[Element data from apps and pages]

● ● ●

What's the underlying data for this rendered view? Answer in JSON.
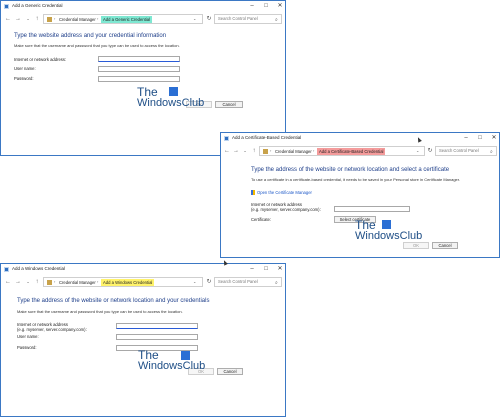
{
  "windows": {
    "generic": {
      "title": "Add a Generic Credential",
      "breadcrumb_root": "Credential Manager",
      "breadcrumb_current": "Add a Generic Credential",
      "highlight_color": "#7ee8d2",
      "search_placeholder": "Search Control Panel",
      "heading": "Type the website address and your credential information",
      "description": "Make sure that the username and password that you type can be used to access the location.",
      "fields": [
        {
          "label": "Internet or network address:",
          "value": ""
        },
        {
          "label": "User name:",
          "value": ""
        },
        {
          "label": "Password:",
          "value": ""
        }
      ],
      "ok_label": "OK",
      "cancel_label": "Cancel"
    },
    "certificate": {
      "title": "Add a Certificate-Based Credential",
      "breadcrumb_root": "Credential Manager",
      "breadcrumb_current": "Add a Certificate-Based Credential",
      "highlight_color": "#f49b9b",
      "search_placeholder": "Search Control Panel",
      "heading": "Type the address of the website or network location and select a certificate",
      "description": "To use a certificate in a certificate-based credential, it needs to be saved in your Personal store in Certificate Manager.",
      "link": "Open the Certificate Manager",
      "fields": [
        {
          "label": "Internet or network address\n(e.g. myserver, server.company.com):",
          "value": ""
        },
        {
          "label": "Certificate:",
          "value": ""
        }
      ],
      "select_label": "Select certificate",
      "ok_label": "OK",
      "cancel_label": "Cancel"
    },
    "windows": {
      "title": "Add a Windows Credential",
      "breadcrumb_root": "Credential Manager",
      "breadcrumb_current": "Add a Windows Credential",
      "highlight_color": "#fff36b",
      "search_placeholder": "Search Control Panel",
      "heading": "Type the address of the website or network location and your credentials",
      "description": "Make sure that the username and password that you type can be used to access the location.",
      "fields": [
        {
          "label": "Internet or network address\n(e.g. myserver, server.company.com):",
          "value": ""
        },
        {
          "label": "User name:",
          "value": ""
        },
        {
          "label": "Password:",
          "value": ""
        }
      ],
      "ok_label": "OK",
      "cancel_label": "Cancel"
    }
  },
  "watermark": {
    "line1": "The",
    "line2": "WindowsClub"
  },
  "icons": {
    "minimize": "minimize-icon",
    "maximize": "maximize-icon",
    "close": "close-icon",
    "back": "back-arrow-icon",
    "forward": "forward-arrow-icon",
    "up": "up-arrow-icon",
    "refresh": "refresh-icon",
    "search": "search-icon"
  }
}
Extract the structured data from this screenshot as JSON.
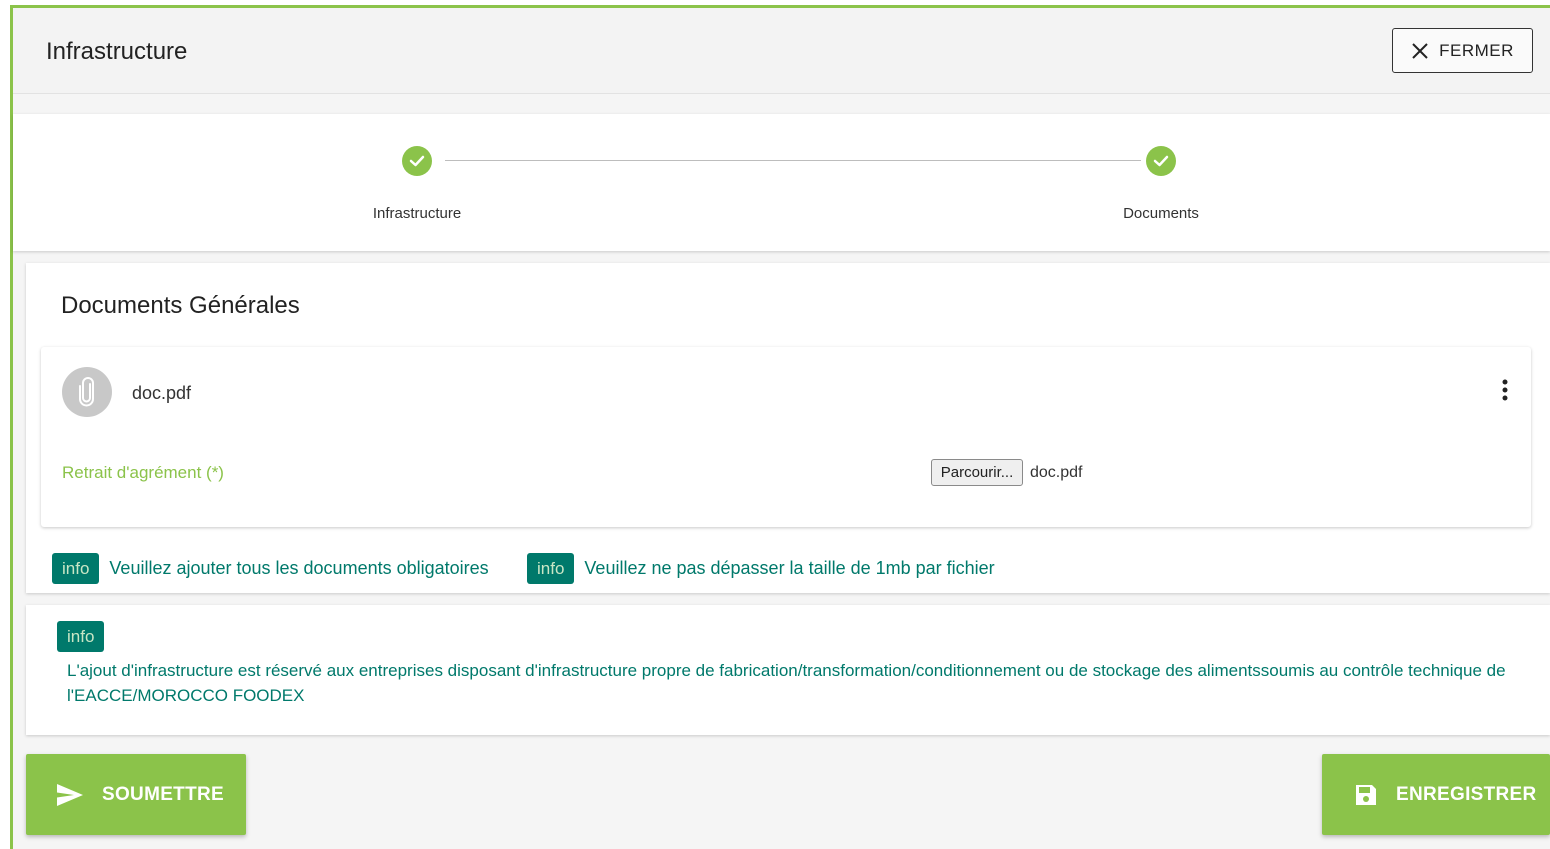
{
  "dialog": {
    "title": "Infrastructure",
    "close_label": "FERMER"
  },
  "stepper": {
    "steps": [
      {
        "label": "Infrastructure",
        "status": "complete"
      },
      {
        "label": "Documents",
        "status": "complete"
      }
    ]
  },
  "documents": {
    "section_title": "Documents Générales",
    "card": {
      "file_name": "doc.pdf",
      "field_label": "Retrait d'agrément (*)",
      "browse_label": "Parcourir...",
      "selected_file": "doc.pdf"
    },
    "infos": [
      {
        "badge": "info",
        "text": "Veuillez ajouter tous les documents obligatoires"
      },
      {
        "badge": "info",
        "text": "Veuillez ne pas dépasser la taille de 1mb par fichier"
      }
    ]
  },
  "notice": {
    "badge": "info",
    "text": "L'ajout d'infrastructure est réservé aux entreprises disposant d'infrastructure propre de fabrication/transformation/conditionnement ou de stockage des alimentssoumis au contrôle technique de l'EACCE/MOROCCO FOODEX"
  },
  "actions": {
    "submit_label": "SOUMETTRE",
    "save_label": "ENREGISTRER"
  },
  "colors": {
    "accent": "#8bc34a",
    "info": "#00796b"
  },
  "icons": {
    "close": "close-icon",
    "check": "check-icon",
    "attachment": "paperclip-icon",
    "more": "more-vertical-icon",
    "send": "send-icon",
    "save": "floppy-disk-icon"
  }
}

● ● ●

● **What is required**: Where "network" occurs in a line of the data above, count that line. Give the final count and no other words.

● **Expected answer**: 5